Sean Murphy

Sean Murphy, Chief Information Security Officer

October is Cybersecurity Awareness Month. We sat down with Sean Murphy, Chief Information Security Officer, to learn more about him and his commitment to keeping member information secure.

What do you do at BECU?

I lead BECU's Cybersecurity program. I am responsible for putting into place all the tools, processes, and policies BECU uses to safeguard our members' personal and financial information. Additionally, I lead a team of about 35 super-smart professionals dedicated to helping BECU achieve our goals and protect our well-earned reputation in our community.

What is Cybersecurity Awareness Month?

In 2004, the US Department of Homeland Security established October as Cybersecurity Awareness Month. The participation of government and private-sector organizations has grown tremendously over the last 15 years as the importance of cybersecurity defenses has grown within organizations. But, the month is not limited to business or government organizations.

The focus of Cybersecurity Awareness Month also includes internet safety, social engineering, and usage of secure internet of things (IoT) that we can all use in our personal lives. Typically, organizations spend the month providing events, contests, communications, and town halls to double down on cybersecurity learning opportunities.

How can people protect themselves online?

There is always some risk with being online, so my best piece of advice is, "It CAN happen to you." A healthy dose of skepticism is a good foundation that may help you take internet safety seriously. Some more tangible steps to take:

  1. Look for Verification
    If you are looking at social media web sites for an organization, there will be a verification checkmark on legitimate web sites besides the profile name. No checkmark = unverified site. Be skeptical.
  2. Run Security Updates
    Keep your computers and devices current with security updates. For your personal Windows laptop, for example, turn on Automatic Update in Windows. Other devices have similar capabilities. Use them.
  3. Back-Up Your Files
    Back up your sensitive information. If you have a ransomware attack, where you cannot access your data, you will be glad you have a backup copy.
  4. Change Your Default Passwords
    Be sure to change the default passwords on your networking, security, and Smart devices.
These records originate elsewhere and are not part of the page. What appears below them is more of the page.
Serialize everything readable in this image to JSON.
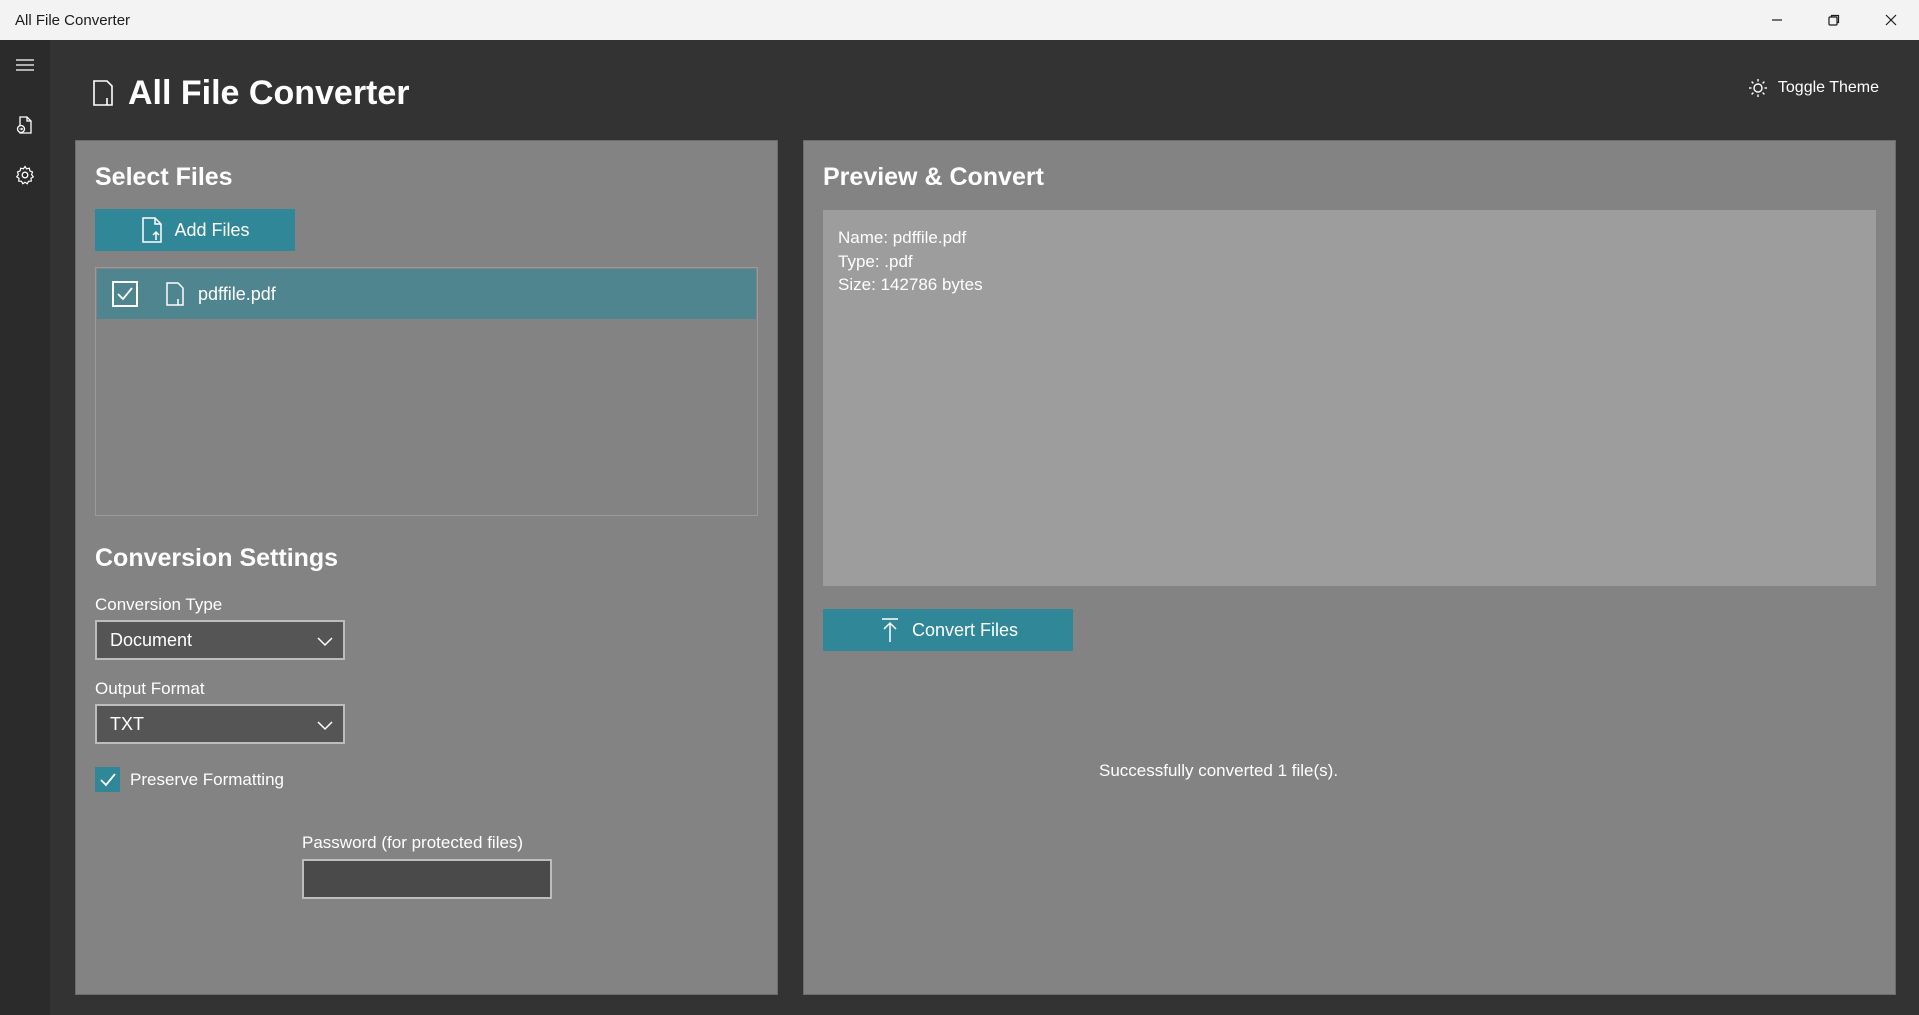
{
  "window": {
    "title": "All File Converter",
    "controls": [
      "minimize",
      "restore",
      "close"
    ]
  },
  "nav": {
    "items": [
      {
        "icon": "hamburger-menu-icon"
      },
      {
        "icon": "file-convert-icon"
      },
      {
        "icon": "gear-icon"
      }
    ]
  },
  "header": {
    "title": "All File Converter",
    "toggle_theme_label": "Toggle Theme"
  },
  "select_files": {
    "title": "Select Files",
    "add_files_label": "Add Files",
    "files": [
      {
        "name": "pdffile.pdf",
        "checked": true
      }
    ]
  },
  "settings": {
    "title": "Conversion Settings",
    "conversion_type_label": "Conversion Type",
    "conversion_type_value": "Document",
    "output_format_label": "Output Format",
    "output_format_value": "TXT",
    "preserve_formatting_label": "Preserve Formatting",
    "preserve_formatting_checked": true,
    "password_label": "Password (for protected files)",
    "password_value": ""
  },
  "preview": {
    "title": "Preview & Convert",
    "lines": [
      "Name: pdffile.pdf",
      "Type: .pdf",
      "Size: 142786 bytes"
    ],
    "convert_label": "Convert Files",
    "status": "Successfully converted 1 file(s)."
  },
  "colors": {
    "accent": "#2f8797",
    "selected_row": "#4e858f",
    "panel": "#838383",
    "background": "#333333"
  }
}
Contact your manufacturer if you have difficulty with this.
  5. Opt-Out of Cookies
    Opt-out of tracking cookies with your browser. Check your browser for its cookie settings.
  6. Be Selective
    Be selective with what you share online. Social Engineers (people after your information) can piece together personal information from numerous sites or sources to create a database for identity theft with a simple Google search.
  7. Be Careful with Downloads
    Be careful with what you download from the internet. Use malware scanning tools before you download an application or software.
  8. Unplug
    Disconnect your computer from the internet and turn it off as much as you can. Someone can't attack your computer if it is powered off or disconnected from your network.
  9. Report Scams
    If you suspect you've encountered a scam, it's important to report it to help the authorities and to get the word out to other potential victims. If it was a sweetheart scam, you should contact the police and/or the Federal Trade Commission. If the scammer impersonated an organization, please notify that organization as well as the Federal Trade Commission.

If the scam happened online, you can report it to the FBI's Internet Crime Complaint Center. Here is a list of other places to report scams.

What are some of the newest fraud techniques scammers are using?

Remember what I said about cybercriminals piecing together information from several public sources? Well, they also use previously stolen information they acquire, purchase, or steal from a second illegal source to create fraudulent financial accounts like a home equity line of credit (HELOC). Once they have the fraudulent account, they attempt to get checks they can cash at other financial institutions. BECU has several security and fraud controls in place to prevent, detect, and respond to these types of attacks. But, this scenario underscores the need for all of us to continue to be very cautious with sharing our personal and financial information.

What's the one thing you would tell people to do when it comes to staying safe online?

First and foremost, be skeptical. If it sounds too good to be true, it probably is. Additionally, guard your privacy. There are increasing amounts of settings in social media and networking devices that help protect us. Use them.

What are some of the security initiatives you and your team are working on at BECU?

There are three general categories of initiatives we are doing at BECU. First, we are investing in cybersecurity using a North Star aspiration of the National Institute Standards and Technology (NIST) Cybersecurity Framework. Without going into too much detail, the framework is the foundation of the current Credit Union and financial institution requirements. It helps us deliver value as well as to measure our increases in cybersecurity maturity against the ever-changing threats we face.

Second, we are focusing on increasing cybersecurity awareness at BECU. Every employee plays a significant role in protecting our members' information and BECU's reputation in our community. We are doing what we can to arm our employees with tools and knowledge to be our first line of defense and our first responders against cybercriminals.

Third, we are looking to build in cybersecurity rather than bolting it on. What that means is as IT, the lines of business, or BECU strategy goes, so does Cybersecurity. We want to move from adding cybersecurity requirements or remediation to the end of a project, purchase, supplier relationship, or software application and start at the beginning.